When searching for a solution to the age, period and cohort (APC) identification problem, applied researchers sometimes consider Bayesian methods as a potential answer, with its focus on distributions rather than point estimates and the use of prior knowledge to inform which estimates are used. I argue that many of the methods sold as solutions to the identification problem (such as the Hierarchical APC model or ridge regression) can in fact be formulated in a Bayesian framework, with priors that make the model identified. However, these prior distributions are implicit, obscuring the fact that very strong priors over the linear trends are required for identification.

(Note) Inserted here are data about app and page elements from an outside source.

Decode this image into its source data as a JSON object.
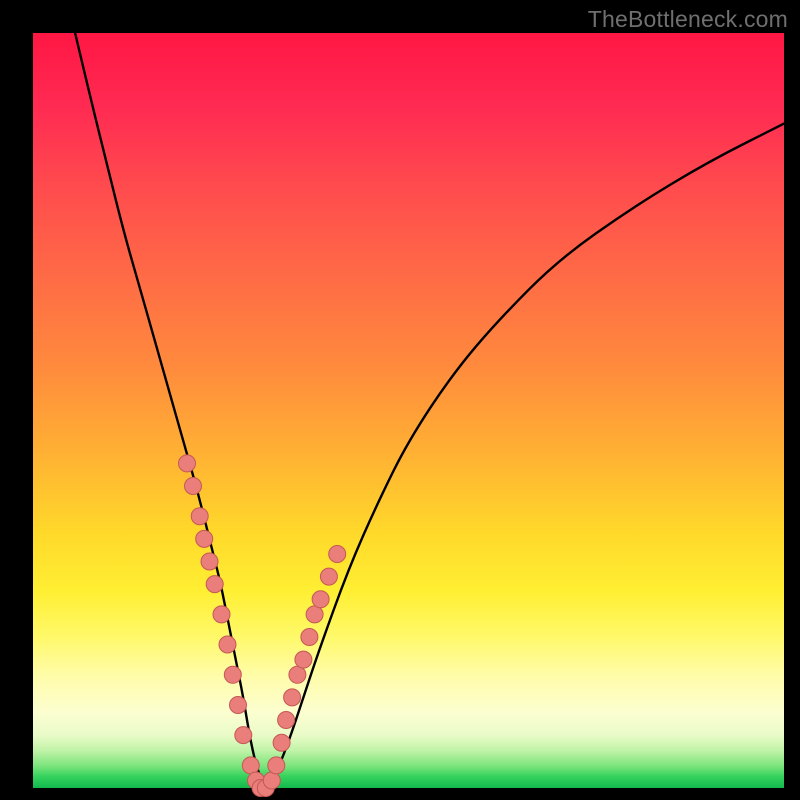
{
  "watermark": "TheBottleneck.com",
  "colors": {
    "bg": "#000000",
    "curve": "#000000",
    "dot": "#e97e7b",
    "dot_stroke": "#c55855"
  },
  "chart_data": {
    "type": "line",
    "title": "",
    "xlabel": "",
    "ylabel": "",
    "xlim": [
      0,
      100
    ],
    "ylim": [
      0,
      100
    ],
    "series": [
      {
        "name": "bottleneck-curve",
        "x": [
          5.6,
          8,
          10,
          12,
          14,
          16,
          18,
          20,
          22,
          24,
          25,
          26,
          27,
          28,
          29,
          30,
          31,
          32,
          34,
          36,
          38,
          42,
          46,
          50,
          56,
          62,
          70,
          80,
          90,
          100
        ],
        "y": [
          100,
          90,
          82,
          74,
          67,
          60,
          53,
          46,
          39,
          31,
          27,
          22,
          17,
          12,
          6,
          2,
          0,
          1,
          6,
          12,
          18,
          29,
          38,
          46,
          55,
          62,
          70,
          77,
          83,
          88
        ]
      }
    ],
    "scatter_points": {
      "name": "highlighted-dots",
      "x": [
        20.5,
        21.3,
        22.2,
        22.8,
        23.5,
        24.2,
        25.1,
        25.9,
        26.6,
        27.3,
        28.0,
        29.0,
        29.7,
        30.3,
        31.0,
        31.8,
        32.4,
        33.1,
        33.7,
        34.5,
        35.2,
        36.0,
        36.8,
        37.5,
        38.3,
        39.4,
        40.5
      ],
      "y": [
        43,
        40,
        36,
        33,
        30,
        27,
        23,
        19,
        15,
        11,
        7,
        3,
        1,
        0,
        0,
        1,
        3,
        6,
        9,
        12,
        15,
        17,
        20,
        23,
        25,
        28,
        31
      ]
    }
  }
}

In this chapter the author I demonstrate a general framework for Bayesian APC modeling, and examines several major types of Bayesian APC models based on four main kinds of priors over the temporal trends. The advantage of this framework is that, by introducing (presumably realistic or theory-driven) priors, we can avoid the problems with imposing (often) arbitrary priors via methods that are not explicitly Bayesian. Moreover, various priors can be combined and contrasted to evaluate competing theories. He I demonstrate this approach by applying informative priors to temporal trends in political party identification in the United States. The framework outlined brings theoretical considerations and assumptions to the front and center, so they can be evaluated transparently.